Who wants to pay $200 a month for the fastest residential Internet money can buy? Fearless Comcast customers, that’s who. “Fearless” in the sense that they’d have to be utterly unafraid to throw hundreds of dollars in monthly access fees after speeds they’ll only see in ideal client-server scenarios.
But if you’re feeling intrepid (and, you know, cash-flush) Comcast says its “Extreme 105” Internet package is available from today, offering download speeds of 105Mbps with upload speeds of 10Mbps. It’ll set you back $105 a month (isn’t that cute) if you buy it as part of Comcast’s “Triple Play” service bundle, or an even more impressive $199.95 if you’d rather surf solo.
Imagine what you might do with 105Mbps (you know, that won’t get you arrested). Like: Download a 4GB high-definition movie in five minutes. Or a 1.5GB standard-definition movie in two. How about a 300MB SDTV show in 20 seconds? Or your average 10-song compressed MP3 album in just three?

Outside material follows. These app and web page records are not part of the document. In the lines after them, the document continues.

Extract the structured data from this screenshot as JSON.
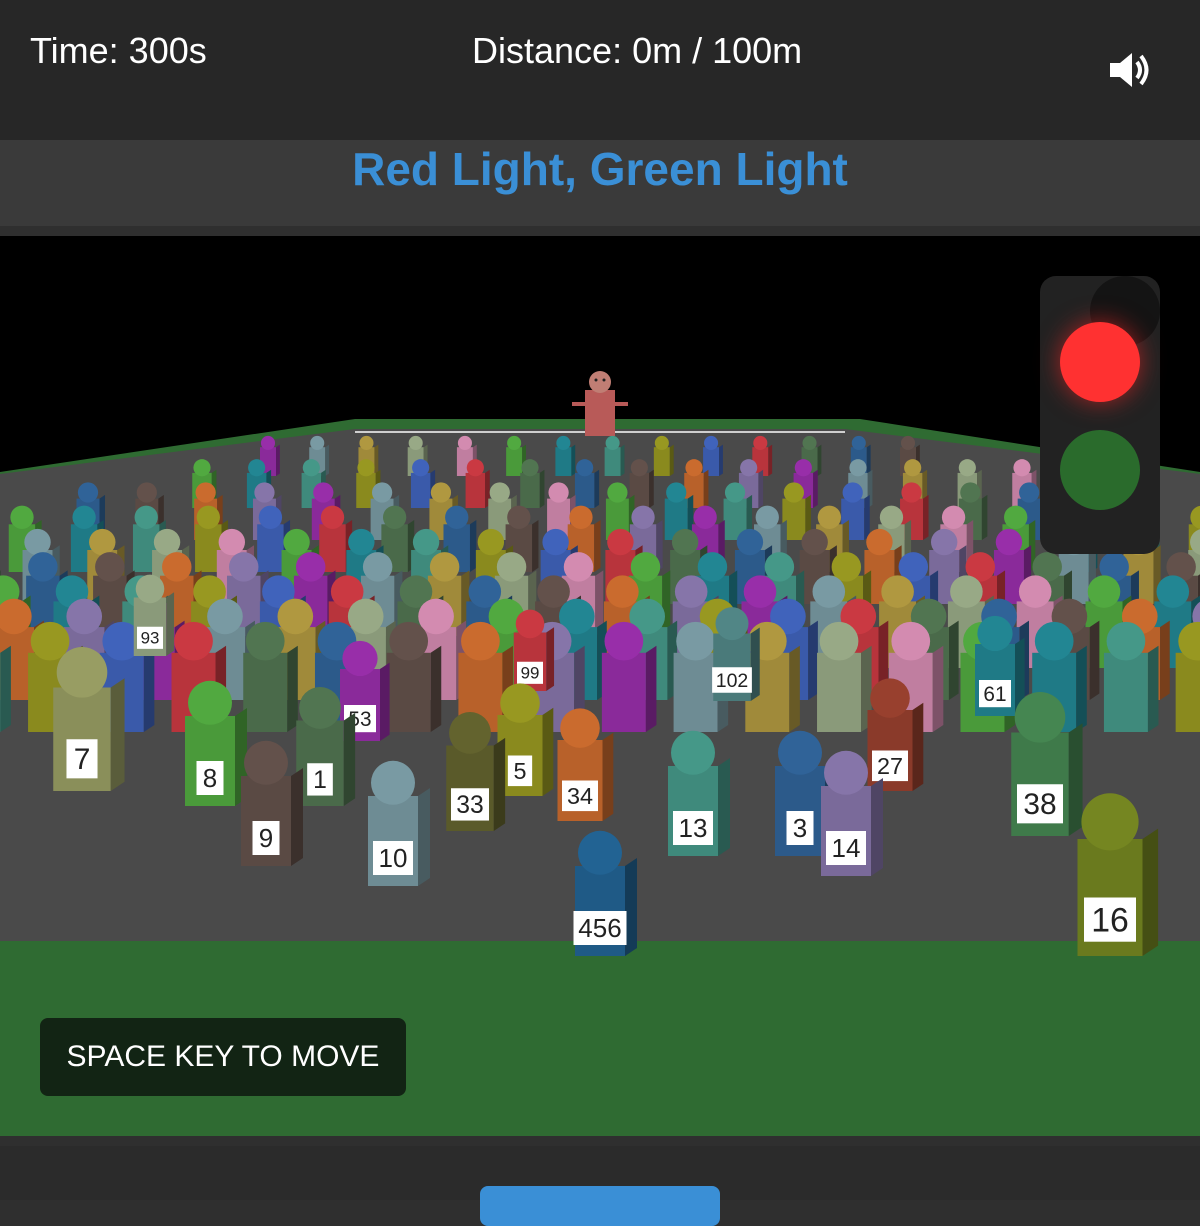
{
  "hud": {
    "time_label": "Time: 300s",
    "distance_label": "Distance: 0m / 100m",
    "sound_icon": "speaker-volume-icon"
  },
  "title": "Red Light, Green Light",
  "traffic_light": {
    "state": "red",
    "red_color": "#ff3131",
    "green_color": "#2a6b2c"
  },
  "players": [
    {
      "num": "456",
      "color": "#1f5a86"
    },
    {
      "num": "7",
      "color": "#8a8f5a"
    },
    {
      "num": "8",
      "color": "#4a9a3a"
    },
    {
      "num": "9",
      "color": "#5a4a44"
    },
    {
      "num": "10",
      "color": "#6e8c94"
    },
    {
      "num": "33",
      "color": "#5a5a2a"
    },
    {
      "num": "5",
      "color": "#8a8a1e"
    },
    {
      "num": "34",
      "color": "#b8612a"
    },
    {
      "num": "13",
      "color": "#3f8a7c"
    },
    {
      "num": "3",
      "color": "#2c5a8a"
    },
    {
      "num": "14",
      "color": "#7a6a9a"
    },
    {
      "num": "38",
      "color": "#3f7a4a"
    },
    {
      "num": "16",
      "color": "#6a7a1e"
    },
    {
      "num": "1",
      "color": "#4a6a4a"
    },
    {
      "num": "53",
      "color": "#8a2a9a"
    },
    {
      "num": "99",
      "color": "#b8343c"
    },
    {
      "num": "102",
      "color": "#4a7a7a"
    },
    {
      "num": "61",
      "color": "#1f7a86"
    },
    {
      "num": "93",
      "color": "#8a9a7a"
    },
    {
      "num": "27",
      "color": "#8a3a2a"
    }
  ],
  "hint": "SPACE KEY TO MOVE",
  "colors": {
    "accent": "#3a8fd6",
    "field": "#2f6b32",
    "ground": "#4a4a4a"
  }
}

Trouble is, the speed-claims-to-actualities ratio is all over the place. In the UK, the disparity between rated and actual broadband speeds is such that watchdog groups run sanctioned investigations. So while Comcast claims you can “play online interactive games, send and receive email attachments, shop, and update social networking Web pages faster than ever before,” you’ll want to be mindful of the Slowest Link Rule–also known as the Actual Speed Equals Pokiest Game/Movie/Music Server X Edict.
What we need is some sort of vendor speed rating that gauges vendor pipelines and server load capacity so we know before signing up for something like Comcast’s service whether a preferred online destination has what it takes to keep up with our sleek new cyber-ride. Sure, it’ll never happen, but then so many otherwise intelligent, consumer-angled ideas rarely do.